* TASK STATEMENT:
A verbatim copy of every entry is required. Produce it now.

DATA SECTION: Begin

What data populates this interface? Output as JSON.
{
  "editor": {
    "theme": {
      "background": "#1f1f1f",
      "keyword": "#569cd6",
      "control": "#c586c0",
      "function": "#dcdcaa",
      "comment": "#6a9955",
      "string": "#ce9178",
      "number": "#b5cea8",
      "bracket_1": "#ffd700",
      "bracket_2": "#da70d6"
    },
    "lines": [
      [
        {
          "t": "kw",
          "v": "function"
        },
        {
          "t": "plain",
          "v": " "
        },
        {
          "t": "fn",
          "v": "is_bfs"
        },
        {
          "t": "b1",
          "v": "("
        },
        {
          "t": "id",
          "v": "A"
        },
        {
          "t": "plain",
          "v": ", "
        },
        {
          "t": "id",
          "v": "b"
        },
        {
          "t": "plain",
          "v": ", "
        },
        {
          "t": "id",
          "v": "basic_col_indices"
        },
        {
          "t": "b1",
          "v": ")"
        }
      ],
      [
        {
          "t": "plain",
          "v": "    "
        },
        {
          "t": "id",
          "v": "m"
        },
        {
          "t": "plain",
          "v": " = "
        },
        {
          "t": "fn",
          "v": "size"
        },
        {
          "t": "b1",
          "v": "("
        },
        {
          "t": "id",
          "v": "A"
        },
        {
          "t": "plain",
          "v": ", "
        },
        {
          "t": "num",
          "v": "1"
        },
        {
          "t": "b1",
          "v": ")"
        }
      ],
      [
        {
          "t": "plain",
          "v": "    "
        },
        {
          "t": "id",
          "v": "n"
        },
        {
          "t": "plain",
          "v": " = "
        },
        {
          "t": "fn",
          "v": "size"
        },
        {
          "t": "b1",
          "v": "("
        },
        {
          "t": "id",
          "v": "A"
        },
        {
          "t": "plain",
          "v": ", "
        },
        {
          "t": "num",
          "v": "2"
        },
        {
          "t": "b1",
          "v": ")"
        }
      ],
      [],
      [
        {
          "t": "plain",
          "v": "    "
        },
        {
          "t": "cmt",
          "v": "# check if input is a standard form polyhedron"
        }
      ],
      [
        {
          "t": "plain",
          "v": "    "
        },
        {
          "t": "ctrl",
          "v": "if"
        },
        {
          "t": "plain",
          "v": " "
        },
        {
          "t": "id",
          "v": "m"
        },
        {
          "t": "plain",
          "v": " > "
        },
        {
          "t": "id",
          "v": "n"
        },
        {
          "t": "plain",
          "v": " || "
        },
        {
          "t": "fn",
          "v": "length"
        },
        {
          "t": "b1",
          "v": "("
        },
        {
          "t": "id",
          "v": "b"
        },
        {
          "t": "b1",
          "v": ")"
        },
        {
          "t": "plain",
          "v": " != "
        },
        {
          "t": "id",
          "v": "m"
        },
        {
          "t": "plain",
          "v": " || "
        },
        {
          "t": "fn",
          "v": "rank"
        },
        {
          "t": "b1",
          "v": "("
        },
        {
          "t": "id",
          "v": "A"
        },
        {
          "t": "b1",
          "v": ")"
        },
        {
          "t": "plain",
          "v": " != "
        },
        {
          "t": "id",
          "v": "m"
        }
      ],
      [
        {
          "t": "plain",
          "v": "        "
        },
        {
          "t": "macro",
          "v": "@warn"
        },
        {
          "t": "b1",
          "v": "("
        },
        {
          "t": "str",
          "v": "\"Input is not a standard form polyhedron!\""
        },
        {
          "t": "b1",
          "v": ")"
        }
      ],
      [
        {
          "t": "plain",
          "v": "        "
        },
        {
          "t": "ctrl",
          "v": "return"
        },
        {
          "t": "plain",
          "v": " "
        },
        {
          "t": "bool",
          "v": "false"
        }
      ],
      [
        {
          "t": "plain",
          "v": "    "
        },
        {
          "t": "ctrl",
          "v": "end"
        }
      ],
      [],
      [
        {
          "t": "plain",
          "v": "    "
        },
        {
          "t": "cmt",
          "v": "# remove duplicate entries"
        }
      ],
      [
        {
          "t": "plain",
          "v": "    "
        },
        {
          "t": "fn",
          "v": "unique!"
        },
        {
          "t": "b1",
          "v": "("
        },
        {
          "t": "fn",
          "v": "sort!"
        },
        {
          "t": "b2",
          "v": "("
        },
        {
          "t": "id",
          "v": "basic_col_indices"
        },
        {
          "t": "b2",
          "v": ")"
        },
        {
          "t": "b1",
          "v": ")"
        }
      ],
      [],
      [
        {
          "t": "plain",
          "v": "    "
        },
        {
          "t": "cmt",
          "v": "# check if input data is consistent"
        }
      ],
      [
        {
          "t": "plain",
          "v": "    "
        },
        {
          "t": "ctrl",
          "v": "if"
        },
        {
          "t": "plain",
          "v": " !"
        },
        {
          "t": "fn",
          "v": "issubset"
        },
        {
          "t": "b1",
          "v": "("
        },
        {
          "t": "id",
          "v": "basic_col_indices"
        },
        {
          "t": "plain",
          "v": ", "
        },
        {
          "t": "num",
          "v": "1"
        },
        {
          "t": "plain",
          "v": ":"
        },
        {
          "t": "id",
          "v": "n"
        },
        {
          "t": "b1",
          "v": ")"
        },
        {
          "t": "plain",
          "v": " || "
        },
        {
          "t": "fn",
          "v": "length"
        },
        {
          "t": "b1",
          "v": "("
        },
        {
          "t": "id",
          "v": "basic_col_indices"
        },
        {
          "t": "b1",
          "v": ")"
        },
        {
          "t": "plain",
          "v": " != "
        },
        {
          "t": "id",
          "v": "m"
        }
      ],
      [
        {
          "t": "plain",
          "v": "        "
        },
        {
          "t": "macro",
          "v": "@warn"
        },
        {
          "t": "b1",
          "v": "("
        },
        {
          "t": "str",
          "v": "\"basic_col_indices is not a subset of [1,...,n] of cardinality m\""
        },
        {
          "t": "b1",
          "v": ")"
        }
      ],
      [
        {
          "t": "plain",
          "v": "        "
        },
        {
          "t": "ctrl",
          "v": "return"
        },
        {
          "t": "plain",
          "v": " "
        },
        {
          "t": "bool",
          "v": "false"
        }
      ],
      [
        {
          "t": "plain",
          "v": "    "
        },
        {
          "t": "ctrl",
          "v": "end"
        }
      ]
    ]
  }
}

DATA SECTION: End

* RESPONSE TO THE TASK:
What data populates this interface? Output as JSON.
{
  "editor": {
    "theme": {
      "background": "#1f1f1f",
      "keyword": "#569cd6",
      "control": "#c586c0",
      "function": "#dcdcaa",
      "comment": "#6a9955",
      "string": "#ce9178",
      "number": "#b5cea8",
      "bracket_1": "#ffd700",
      "bracket_2": "#da70d6"
    },
    "lines": [
      [
        {
          "t": "kw",
          "v": "function"
        },
        {
          "t": "plain",
          "v": " "
        },
        {
          "t": "fn",
          "v": "is_bfs"
        },
        {
          "t": "b1",
          "v": "("
        },
        {
          "t": "id",
          "v": "A"
        },
        {
          "t": "plain",
          "v": ", "
        },
        {
          "t": "id",
          "v": "b"
        },
        {
          "t": "plain",
          "v": ", "
        },
        {
          "t": "id",
          "v": "basic_col_indices"
        },
        {
          "t": "b1",
          "v": ")"
        }
      ],
      [
        {
          "t": "plain",
          "v": "    "
        },
        {
          "t": "id",
          "v": "m"
        },
        {
          "t": "plain",
          "v": " = "
        },
        {
          "t": "fn",
          "v": "size"
        },
        {
          "t": "b1",
          "v": "("
        },
        {
          "t": "id",
          "v": "A"
        },
        {
          "t": "plain",
          "v": ", "
        },
        {
          "t": "num",
          "v": "1"
        },
        {
          "t": "b1",
          "v": ")"
        }
      ],
      [
        {
          "t": "plain",
          "v": "    "
        },
        {
          "t": "id",
          "v": "n"
        },
        {
          "t": "plain",
          "v": " = "
        },
        {
          "t": "fn",
          "v": "size"
        },
        {
          "t": "b1",
          "v": "("
        },
        {
          "t": "id",
          "v": "A"
        },
        {
          "t": "plain",
          "v": ", "
        },
        {
          "t": "num",
          "v": "2"
        },
        {
          "t": "b1",
          "v": ")"
        }
      ],
      [],
      [
        {
          "t": "plain",
          "v": "    "
        },
        {
          "t": "cmt",
          "v": "# check if input is a standard form polyhedron"
        }
      ],
      [
        {
          "t": "plain",
          "v": "    "
        },
        {
          "t": "ctrl",
          "v": "if"
        },
        {
          "t": "plain",
          "v": " "
        },
        {
          "t": "id",
          "v": "m"
        },
        {
          "t": "plain",
          "v": " > "
        },
        {
          "t": "id",
          "v": "n"
        },
        {
          "t": "plain",
          "v": " || "
        },
        {
          "t": "fn",
          "v": "length"
        },
        {
          "t": "b1",
          "v": "("
        },
        {
          "t": "id",
          "v": "b"
        },
        {
          "t": "b1",
          "v": ")"
        },
        {
          "t": "plain",
          "v": " != "
        },
        {
          "t": "id",
          "v": "m"
        },
        {
          "t": "plain",
          "v": " || "
        },
        {
          "t": "fn",
          "v": "rank"
        },
        {
          "t": "b1",
          "v": "("
        },
        {
          "t": "id",
          "v": "A"
        },
        {
          "t": "b1",
          "v": ")"
        },
        {
          "t": "plain",
          "v": " != "
        },
        {
          "t": "id",
          "v": "m"
        }
      ],
      [
        {
          "t": "plain",
          "v": "        "
        },
        {
          "t": "macro",
          "v": "@warn"
        },
        {
          "t": "b1",
          "v": "("
        },
        {
          "t": "str",
          "v": "\"Input is not a standard form polyhedron!\""
        },
        {
          "t": "b1",
          "v": ")"
        }
      ],
      [
        {
          "t": "plain",
          "v": "        "
        },
        {
          "t": "ctrl",
          "v": "return"
        },
        {
          "t": "plain",
          "v": " "
        },
        {
          "t": "bool",
          "v": "false"
        }
      ],
      [
        {
          "t": "plain",
          "v": "    "
        },
        {
          "t": "ctrl",
          "v": "end"
        }
      ],
      [],
      [
        {
          "t": "plain",
          "v": "    "
        },
        {
          "t": "cmt",
          "v": "# remove duplicate entries"
        }
      ],
      [
        {
          "t": "plain",
          "v": "    "
        },
        {
          "t": "fn",
          "v": "unique!"
        },
        {
          "t": "b1",
          "v": "("
        },
        {
          "t": "fn",
          "v": "sort!"
        },
        {
          "t": "b2",
          "v": "("
        },
        {
          "t": "id",
          "v": "basic_col_indices"
        },
        {
          "t": "b2",
          "v": ")"
        },
        {
          "t": "b1",
          "v": ")"
        }
      ],
      [],
      [
        {
          "t": "plain",
          "v": "    "
        },
        {
          "t": "cmt",
          "v": "# check if input data is consistent"
        }
      ],
      [
        {
          "t": "plain",
          "v": "    "
        },
        {
          "t": "ctrl",
          "v": "if"
        },
        {
          "t": "plain",
          "v": " !"
        },
        {
          "t": "fn",
          "v": "issubset"
        },
        {
          "t": "b1",
          "v": "("
        },
        {
          "t": "id",
          "v": "basic_col_indices"
        },
        {
          "t": "plain",
          "v": ", "
        },
        {
          "t": "num",
          "v": "1"
        },
        {
          "t": "plain",
          "v": ":"
        },
        {
          "t": "id",
          "v": "n"
        },
        {
          "t": "b1",
          "v": ")"
        },
        {
          "t": "plain",
          "v": " || "
        },
        {
          "t": "fn",
          "v": "length"
        },
        {
          "t": "b1",
          "v": "("
        },
        {
          "t": "id",
          "v": "basic_col_indices"
        },
        {
          "t": "b1",
          "v": ")"
        },
        {
          "t": "plain",
          "v": " != "
        },
        {
          "t": "id",
          "v": "m"
        }
      ],
      [
        {
          "t": "plain",
          "v": "        "
        },
        {
          "t": "macro",
          "v": "@warn"
        },
        {
          "t": "b1",
          "v": "("
        },
        {
          "t": "str",
          "v": "\"basic_col_indices is not a subset of [1,...,n] of cardinality m\""
        },
        {
          "t": "b1",
          "v": ")"
        }
      ],
      [
        {
          "t": "plain",
          "v": "        "
        },
        {
          "t": "ctrl",
          "v": "return"
        },
        {
          "t": "plain",
          "v": " "
        },
        {
          "t": "bool",
          "v": "false"
        }
      ],
      [
        {
          "t": "plain",
          "v": "    "
        },
        {
          "t": "ctrl",
          "v": "end"
        }
      ]
    ]
  }
}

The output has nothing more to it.